- CCJBH is working with the Council of State Governments (CSG) Justice Center to implement the policy recommendations established in CSG’s report, Reducing Homelessness for People with Behavioral Health Needs Leaving Prisons and Jails.
- CCJBH, in partnership with the CSG Justice Center, will host a Housing Report Launch event on August 18, 2021.
- The CSG report recommendations are included in the HCFC Action Plan under “Activities Prioritized for Implementation.”
- CCJBH committed to assessing the recommendations to identify priorities for actions to be taken in Fiscal Years (FY) 2021-22 and 2022-23.

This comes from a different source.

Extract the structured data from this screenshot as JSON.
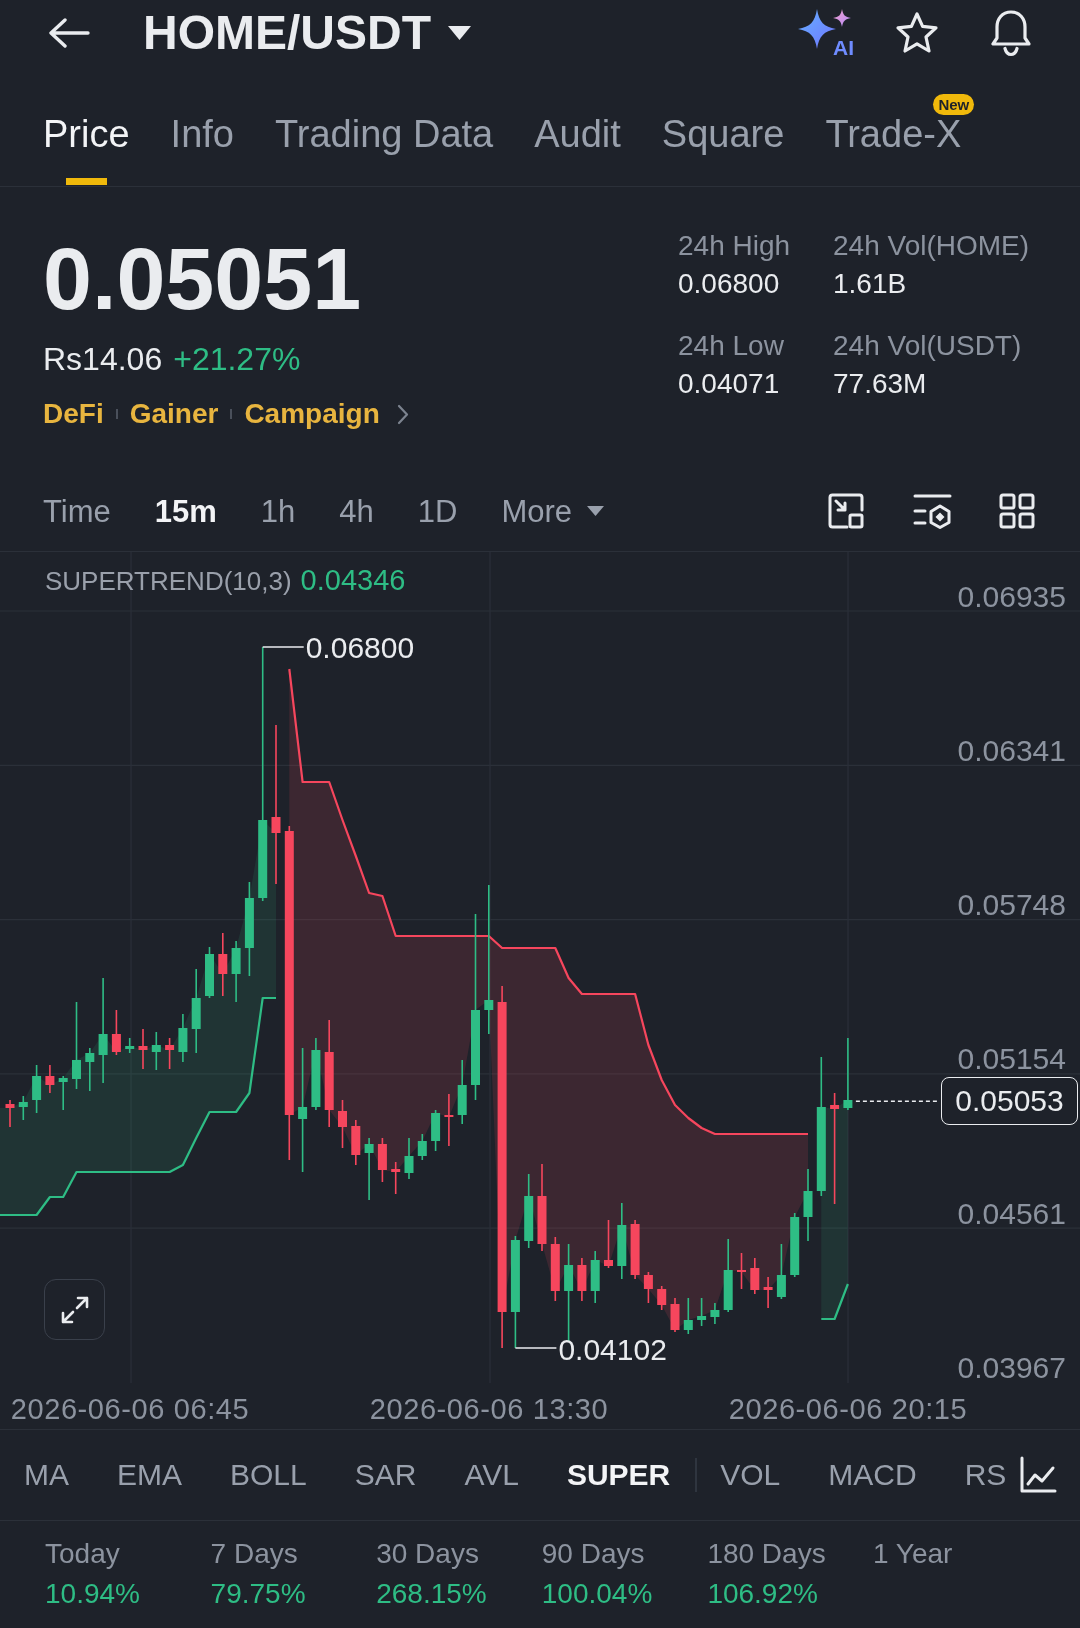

- CCJBH facilitated collaborative partnerships with the Department of Housing and Community Development on their COVID-19 Rental Assistance Program (Housing Is Key), linking DAPO, Probation, and Medi-Cal partners in Managed Care and County Behavioral Health to information and resources related to the rental assistance application process.

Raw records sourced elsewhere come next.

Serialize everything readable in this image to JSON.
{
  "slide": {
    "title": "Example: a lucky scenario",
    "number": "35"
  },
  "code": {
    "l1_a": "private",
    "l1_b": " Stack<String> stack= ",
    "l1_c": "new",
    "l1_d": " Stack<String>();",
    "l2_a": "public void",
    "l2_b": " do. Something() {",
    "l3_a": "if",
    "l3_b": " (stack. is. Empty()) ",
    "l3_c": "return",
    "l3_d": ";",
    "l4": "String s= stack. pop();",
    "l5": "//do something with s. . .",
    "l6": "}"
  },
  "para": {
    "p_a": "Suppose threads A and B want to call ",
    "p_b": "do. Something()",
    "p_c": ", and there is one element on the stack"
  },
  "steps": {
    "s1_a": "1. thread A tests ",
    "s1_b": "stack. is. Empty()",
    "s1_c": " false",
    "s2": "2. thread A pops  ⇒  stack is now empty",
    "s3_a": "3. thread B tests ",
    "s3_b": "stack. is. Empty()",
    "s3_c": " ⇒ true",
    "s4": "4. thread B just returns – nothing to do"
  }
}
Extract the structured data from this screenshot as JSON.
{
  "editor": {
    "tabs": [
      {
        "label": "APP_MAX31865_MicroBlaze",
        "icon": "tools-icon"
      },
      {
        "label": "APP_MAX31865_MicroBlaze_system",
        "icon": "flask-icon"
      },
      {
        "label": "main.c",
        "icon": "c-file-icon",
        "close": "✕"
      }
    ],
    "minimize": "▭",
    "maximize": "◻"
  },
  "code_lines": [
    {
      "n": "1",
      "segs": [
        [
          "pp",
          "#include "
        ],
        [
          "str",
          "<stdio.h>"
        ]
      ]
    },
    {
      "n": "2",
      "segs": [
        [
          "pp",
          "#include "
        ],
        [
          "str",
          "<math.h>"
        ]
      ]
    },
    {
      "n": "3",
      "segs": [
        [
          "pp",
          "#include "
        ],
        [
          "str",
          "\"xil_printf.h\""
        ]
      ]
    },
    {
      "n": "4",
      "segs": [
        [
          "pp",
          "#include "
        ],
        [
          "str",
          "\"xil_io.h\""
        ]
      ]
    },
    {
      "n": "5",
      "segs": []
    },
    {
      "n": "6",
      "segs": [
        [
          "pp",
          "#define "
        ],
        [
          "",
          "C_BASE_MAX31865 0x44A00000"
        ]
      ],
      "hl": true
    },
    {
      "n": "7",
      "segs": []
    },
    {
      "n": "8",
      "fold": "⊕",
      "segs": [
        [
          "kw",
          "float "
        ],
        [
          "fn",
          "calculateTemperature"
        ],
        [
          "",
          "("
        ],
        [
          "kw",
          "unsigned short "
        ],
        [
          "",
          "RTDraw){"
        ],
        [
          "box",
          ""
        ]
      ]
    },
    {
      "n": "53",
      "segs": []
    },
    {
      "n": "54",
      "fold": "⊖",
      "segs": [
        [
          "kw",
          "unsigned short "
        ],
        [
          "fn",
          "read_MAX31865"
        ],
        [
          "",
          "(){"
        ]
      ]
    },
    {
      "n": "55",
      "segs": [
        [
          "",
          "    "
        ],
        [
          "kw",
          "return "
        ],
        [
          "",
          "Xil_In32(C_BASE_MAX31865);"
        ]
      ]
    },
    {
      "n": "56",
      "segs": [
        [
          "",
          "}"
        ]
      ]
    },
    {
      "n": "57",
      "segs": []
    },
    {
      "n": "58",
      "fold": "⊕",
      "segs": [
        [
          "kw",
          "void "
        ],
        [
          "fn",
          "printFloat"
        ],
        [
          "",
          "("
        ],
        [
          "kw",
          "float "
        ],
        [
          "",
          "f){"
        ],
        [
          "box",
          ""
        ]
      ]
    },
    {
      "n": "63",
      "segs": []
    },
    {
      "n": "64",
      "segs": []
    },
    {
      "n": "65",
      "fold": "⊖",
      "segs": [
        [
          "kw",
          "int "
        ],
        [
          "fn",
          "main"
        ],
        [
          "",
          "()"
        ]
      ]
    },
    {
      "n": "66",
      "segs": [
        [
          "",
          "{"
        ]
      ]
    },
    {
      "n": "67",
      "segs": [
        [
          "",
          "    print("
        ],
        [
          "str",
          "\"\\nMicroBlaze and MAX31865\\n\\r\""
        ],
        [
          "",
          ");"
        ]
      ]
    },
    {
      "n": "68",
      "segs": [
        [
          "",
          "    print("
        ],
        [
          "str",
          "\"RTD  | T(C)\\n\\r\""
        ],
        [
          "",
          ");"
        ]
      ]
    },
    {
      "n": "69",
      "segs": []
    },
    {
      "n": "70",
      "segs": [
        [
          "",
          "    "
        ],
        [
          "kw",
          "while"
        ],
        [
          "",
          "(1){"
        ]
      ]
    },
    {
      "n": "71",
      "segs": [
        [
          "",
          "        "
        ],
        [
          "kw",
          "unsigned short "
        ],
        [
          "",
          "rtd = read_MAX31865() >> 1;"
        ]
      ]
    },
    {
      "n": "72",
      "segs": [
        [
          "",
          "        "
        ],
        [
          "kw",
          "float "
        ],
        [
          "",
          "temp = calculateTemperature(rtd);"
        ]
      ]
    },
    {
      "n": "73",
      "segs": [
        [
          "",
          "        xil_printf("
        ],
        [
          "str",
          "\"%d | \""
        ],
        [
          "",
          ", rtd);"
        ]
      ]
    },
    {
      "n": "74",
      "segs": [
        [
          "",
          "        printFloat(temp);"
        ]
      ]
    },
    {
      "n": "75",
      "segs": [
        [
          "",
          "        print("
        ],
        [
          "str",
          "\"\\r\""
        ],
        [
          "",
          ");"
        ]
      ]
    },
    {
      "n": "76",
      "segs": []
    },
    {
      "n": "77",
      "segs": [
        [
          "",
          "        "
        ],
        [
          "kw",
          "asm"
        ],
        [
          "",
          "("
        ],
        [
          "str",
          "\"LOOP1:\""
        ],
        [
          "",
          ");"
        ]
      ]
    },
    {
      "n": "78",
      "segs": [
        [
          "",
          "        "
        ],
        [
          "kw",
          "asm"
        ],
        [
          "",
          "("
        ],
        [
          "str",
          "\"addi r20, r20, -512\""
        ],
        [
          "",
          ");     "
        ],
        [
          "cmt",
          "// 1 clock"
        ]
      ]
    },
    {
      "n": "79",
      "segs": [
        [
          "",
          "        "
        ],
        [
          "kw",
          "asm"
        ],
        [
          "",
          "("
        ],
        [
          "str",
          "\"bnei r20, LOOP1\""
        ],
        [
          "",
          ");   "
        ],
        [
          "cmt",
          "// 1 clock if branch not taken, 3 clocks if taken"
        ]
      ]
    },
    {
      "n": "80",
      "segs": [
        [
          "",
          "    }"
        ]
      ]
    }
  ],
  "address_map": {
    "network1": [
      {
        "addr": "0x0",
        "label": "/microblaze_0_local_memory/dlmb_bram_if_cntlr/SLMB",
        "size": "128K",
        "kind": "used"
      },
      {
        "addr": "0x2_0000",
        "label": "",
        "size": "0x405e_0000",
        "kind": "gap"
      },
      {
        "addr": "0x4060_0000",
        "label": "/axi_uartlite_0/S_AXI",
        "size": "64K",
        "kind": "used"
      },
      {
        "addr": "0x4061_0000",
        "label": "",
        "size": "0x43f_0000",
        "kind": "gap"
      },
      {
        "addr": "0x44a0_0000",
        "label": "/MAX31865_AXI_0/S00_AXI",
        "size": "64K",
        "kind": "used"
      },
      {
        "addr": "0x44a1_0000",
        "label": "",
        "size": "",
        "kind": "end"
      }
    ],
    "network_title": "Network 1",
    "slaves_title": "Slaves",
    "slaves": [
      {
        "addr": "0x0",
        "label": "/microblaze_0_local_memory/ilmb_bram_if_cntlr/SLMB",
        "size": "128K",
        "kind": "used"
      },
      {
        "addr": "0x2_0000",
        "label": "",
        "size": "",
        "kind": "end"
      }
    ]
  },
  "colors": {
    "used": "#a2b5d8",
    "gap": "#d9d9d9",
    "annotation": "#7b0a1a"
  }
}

- CCJBH engaged stakeholders in a listening session on November 3, 2021, to solicit feedback on the U.S. Interagency Council on Homelessness (USICH) in the process of updating the Federal Strategic Plan to Prevent and End Homelessness. CCJBH received input from a broad range of perspectives regarding barriers and best practices to combat homelessness for the behavioral health and justice involved population and shared the draft response CCJBH developed. On November 30, 2021, CCJBH submitted the final response to the USICH website response portal and send the response to the USICH Policy Director.
- With the support of the California Health Care Foundation, CCJBH and CSG hosted a webinar series focused on how key stakeholders from across the justice, behavioral health, housing, and other systems can help people successfully transition out of the justice system and into the community by connecting them with housing options that meet their needs. The series, entitled Building Blocks for Coming Home: How California Communities Can Create Housing Opportunities for People with Complex Needs Leaving the Justice System, consisted of 5 webinars which took place from December 2021 to April 2022. Additional information on the webinar series can be found here.
Additional products from this project are posted to our publications page
CCJBH tracks legislation of interest to our mission to promote early intervention, access to
effective treatments, a planned re-entry and the preservation of public safety. For a complete list
of the legislation tracked by CCJBH this year, please view our Legislative Update
CCJBH has created a detailed budget summaries that highlight the
funding allocation for the justice-involved population who have behavioral health needs. The full enacted budget can may be accessed on the California Budget website.
- 2022-2023 Governor’s Proposed State Budget May Revision
- 2022-2023 Governor’s Proposed State Budget Summary
- 2021-2022 Governor’s Enacted State Budget Summary
- 2021-2022 Governor’s Proposed State Budget May Revision
- 2021-2022 Governor’s Proposed Budget-CCJBH Budget Snapshot
- MHSA Funded Programs
- 2020-2021 Governor’s Proposed Budget-CCJBH Budget Snapshot
- 2020-2021 May Revision-CCJBH Budget Snapshot
- California Legislature Proposed Budget Plan Summary- June 2020
On Wednesday, September 29th, CCJBH hosted a presentation by the Amity Foundation. As a provider contracted with the CDCR Division…
The Council on Criminal Justice and Behavioral Health (CCJBH) celebrated Recovery Awareness Month by holding a variety of educational webinars…
Young People in Recovery (YPR) envisions a world where all young people have the resources they need to thrive in recovery from addiction to drugs and alcohol.